## [What the task asks]
In the data below, find each line carrying the string "Contentful" and copy it out.

··· Supplied information ···

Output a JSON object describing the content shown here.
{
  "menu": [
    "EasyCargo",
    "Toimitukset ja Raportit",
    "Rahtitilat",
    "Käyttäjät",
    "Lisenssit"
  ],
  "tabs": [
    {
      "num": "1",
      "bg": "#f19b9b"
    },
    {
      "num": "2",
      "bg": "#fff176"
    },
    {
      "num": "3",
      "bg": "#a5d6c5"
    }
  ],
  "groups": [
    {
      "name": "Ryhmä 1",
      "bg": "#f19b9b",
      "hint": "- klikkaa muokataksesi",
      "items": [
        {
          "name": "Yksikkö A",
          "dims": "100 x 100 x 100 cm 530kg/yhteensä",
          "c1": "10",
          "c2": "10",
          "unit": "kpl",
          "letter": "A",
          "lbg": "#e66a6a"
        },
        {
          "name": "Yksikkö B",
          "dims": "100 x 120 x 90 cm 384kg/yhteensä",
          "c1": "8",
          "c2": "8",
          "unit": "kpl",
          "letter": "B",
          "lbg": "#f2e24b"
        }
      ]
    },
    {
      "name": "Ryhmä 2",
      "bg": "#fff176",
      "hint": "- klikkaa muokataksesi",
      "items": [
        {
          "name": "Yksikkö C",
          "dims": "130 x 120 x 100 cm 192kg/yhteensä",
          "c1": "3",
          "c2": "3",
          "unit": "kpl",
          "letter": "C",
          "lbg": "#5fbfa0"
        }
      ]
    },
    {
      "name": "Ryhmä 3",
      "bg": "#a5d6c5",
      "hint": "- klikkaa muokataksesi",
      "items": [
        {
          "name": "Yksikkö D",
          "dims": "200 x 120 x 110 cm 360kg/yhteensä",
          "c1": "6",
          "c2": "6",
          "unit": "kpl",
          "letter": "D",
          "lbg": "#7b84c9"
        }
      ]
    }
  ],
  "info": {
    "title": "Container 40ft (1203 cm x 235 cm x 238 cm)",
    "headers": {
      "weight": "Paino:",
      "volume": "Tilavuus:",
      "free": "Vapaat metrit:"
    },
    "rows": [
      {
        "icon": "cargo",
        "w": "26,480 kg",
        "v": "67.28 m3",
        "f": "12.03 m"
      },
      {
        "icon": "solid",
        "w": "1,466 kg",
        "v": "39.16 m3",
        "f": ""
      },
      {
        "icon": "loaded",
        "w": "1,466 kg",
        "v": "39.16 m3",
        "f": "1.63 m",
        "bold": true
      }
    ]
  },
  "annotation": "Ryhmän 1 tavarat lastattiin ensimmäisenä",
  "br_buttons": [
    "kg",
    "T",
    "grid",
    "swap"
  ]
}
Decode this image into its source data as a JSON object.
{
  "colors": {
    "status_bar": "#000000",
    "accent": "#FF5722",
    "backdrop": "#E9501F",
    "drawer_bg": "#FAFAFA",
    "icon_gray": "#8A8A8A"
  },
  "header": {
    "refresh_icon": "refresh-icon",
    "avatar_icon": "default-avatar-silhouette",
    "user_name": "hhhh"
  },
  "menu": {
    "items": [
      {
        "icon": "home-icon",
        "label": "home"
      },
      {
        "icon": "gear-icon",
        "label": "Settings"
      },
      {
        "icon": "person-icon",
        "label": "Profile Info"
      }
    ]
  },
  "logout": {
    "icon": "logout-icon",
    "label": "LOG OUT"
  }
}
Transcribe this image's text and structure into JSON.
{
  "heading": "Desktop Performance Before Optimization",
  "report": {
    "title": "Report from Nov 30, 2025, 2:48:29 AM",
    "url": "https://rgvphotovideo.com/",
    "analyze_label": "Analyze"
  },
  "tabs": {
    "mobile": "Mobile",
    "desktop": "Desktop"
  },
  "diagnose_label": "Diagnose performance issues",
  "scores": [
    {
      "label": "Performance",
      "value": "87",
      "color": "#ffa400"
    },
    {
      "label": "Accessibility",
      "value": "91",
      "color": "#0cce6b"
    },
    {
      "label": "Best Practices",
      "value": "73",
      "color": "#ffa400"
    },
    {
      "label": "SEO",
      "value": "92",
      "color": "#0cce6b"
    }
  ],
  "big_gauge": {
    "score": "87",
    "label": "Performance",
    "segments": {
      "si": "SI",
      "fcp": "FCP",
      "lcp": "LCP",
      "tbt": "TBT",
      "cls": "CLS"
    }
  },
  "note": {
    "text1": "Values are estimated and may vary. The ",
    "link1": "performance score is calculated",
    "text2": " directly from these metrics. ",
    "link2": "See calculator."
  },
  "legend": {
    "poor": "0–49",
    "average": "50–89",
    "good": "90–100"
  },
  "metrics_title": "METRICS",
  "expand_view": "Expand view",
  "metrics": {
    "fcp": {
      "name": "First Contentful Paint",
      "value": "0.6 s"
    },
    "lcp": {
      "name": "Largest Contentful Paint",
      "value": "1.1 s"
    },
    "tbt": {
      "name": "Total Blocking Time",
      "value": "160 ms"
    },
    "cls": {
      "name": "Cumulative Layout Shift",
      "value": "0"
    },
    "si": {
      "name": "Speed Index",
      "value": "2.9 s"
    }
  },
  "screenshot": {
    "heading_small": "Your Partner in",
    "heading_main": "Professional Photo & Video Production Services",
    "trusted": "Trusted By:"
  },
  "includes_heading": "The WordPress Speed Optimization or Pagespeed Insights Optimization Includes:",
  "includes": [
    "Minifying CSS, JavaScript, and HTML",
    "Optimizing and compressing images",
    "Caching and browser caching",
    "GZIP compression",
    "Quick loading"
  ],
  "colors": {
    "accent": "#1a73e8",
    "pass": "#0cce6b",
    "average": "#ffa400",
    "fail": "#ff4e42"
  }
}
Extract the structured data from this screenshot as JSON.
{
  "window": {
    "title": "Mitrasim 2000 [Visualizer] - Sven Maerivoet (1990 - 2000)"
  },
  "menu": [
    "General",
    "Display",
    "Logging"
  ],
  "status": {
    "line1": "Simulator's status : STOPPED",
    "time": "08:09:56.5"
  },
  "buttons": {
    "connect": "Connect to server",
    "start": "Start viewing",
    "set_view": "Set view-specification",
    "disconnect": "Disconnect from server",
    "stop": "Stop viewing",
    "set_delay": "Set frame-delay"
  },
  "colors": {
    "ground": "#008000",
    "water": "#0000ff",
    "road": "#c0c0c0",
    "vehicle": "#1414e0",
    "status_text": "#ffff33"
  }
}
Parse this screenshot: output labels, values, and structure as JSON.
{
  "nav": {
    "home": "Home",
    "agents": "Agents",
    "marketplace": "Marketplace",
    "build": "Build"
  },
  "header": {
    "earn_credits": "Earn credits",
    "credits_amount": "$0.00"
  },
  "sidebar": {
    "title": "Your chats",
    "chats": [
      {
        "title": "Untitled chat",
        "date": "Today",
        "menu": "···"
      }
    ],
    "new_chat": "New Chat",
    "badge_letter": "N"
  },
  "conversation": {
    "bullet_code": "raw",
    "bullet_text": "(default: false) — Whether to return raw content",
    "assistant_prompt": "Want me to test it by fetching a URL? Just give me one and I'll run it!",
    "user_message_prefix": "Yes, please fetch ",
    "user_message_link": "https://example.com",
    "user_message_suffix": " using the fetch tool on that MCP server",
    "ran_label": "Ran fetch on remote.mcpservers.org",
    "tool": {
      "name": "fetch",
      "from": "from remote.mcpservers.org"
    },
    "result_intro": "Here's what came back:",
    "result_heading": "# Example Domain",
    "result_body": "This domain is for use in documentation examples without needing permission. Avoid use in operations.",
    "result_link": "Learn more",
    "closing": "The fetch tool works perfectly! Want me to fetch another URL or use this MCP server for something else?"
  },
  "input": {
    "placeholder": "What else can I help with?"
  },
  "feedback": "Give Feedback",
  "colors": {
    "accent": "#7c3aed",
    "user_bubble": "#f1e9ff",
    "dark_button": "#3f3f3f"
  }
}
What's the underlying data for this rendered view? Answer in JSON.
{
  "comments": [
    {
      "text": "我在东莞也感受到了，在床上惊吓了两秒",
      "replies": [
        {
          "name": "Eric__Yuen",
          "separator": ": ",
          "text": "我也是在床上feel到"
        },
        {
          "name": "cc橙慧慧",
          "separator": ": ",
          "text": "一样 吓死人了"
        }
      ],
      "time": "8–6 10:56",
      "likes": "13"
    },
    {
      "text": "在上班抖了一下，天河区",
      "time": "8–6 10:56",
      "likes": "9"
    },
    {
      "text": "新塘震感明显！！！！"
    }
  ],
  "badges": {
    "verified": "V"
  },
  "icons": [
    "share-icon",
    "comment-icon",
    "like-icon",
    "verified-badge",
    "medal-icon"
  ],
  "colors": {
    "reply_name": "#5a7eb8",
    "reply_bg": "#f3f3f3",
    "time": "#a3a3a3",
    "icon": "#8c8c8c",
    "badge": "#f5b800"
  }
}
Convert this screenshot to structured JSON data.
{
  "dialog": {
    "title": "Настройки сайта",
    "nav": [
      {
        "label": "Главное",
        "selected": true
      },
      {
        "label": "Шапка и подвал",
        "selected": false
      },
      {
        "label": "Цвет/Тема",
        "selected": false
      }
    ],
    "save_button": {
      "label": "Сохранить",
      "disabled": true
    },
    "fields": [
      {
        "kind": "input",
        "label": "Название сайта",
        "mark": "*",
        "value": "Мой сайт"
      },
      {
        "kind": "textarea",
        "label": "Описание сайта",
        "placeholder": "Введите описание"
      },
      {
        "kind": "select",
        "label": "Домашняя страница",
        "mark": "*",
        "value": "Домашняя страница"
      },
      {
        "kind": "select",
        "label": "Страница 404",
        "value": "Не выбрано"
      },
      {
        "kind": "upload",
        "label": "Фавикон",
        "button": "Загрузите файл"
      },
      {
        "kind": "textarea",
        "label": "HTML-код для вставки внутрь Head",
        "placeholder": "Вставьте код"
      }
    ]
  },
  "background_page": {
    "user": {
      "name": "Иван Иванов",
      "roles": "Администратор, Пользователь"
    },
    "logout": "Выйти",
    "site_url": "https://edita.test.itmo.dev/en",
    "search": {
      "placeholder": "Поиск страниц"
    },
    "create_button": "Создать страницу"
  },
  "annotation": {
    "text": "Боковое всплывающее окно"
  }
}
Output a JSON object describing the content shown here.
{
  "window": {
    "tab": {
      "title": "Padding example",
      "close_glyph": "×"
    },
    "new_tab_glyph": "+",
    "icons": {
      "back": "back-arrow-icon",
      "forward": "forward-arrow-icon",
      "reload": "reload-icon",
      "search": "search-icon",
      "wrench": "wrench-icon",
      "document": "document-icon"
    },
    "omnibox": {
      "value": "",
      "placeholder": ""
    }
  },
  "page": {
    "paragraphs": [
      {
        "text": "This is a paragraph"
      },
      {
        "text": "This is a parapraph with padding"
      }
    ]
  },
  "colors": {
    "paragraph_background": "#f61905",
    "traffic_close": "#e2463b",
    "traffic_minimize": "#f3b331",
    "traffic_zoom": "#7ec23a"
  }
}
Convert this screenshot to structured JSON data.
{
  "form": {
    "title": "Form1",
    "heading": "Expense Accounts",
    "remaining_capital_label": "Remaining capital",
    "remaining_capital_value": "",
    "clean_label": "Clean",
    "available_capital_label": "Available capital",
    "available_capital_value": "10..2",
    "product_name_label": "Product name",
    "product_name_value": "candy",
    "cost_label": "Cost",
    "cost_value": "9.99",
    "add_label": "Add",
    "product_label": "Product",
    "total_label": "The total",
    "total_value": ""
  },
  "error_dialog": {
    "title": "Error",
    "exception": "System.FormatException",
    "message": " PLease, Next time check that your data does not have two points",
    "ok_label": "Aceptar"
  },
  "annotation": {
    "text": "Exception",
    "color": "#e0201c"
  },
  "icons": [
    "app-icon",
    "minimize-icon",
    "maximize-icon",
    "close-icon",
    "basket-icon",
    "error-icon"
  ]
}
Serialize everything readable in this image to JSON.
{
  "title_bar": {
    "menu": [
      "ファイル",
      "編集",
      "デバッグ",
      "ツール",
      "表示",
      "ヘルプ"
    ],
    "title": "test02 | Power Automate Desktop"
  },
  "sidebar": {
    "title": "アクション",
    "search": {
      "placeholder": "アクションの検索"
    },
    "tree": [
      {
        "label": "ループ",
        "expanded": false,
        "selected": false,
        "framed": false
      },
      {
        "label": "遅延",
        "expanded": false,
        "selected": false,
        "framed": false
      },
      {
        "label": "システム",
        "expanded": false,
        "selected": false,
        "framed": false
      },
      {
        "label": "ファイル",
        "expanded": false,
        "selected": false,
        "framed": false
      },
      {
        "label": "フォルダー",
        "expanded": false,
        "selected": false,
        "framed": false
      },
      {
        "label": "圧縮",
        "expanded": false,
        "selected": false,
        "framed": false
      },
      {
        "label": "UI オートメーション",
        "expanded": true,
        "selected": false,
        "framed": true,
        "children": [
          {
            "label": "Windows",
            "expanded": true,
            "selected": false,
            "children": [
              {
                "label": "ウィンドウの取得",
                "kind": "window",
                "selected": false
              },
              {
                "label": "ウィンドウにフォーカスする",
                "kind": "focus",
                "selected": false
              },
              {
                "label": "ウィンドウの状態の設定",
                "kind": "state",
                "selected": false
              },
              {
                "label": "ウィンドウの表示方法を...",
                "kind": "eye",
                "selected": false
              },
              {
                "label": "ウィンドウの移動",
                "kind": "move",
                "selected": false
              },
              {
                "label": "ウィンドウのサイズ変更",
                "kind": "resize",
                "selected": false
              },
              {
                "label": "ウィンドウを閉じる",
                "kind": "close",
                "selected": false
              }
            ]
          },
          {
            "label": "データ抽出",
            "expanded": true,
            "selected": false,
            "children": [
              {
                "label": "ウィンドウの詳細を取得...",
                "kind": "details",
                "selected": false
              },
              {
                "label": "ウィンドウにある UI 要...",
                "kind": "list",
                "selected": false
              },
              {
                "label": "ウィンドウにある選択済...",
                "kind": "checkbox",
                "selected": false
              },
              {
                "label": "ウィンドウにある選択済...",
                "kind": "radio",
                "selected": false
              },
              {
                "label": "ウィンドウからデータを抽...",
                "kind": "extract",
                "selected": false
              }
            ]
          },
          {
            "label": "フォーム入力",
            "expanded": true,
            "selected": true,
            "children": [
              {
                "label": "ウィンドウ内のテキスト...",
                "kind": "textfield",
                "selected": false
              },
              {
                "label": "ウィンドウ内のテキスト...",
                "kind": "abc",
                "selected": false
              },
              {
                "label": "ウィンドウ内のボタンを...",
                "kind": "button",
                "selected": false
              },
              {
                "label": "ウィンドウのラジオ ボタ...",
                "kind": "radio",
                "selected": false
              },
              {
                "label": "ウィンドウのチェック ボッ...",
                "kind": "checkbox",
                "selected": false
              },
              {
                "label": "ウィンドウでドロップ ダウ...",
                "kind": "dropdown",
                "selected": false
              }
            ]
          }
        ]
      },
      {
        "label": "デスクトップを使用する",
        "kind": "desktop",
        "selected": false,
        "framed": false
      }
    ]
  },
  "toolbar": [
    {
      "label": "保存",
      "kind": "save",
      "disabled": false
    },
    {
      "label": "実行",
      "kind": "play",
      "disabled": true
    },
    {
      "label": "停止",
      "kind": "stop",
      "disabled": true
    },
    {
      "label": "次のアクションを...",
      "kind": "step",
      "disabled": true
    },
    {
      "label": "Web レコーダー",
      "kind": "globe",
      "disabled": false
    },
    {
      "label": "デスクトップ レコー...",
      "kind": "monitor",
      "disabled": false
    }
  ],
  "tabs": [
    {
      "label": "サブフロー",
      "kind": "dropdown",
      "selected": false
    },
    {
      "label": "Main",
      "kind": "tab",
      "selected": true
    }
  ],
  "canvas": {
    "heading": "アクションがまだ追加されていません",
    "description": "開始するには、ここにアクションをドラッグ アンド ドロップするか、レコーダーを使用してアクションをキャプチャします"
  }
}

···

## [Solution]
      "name": "First Contentful Paint",
      "name": "Largest Contentful Paint",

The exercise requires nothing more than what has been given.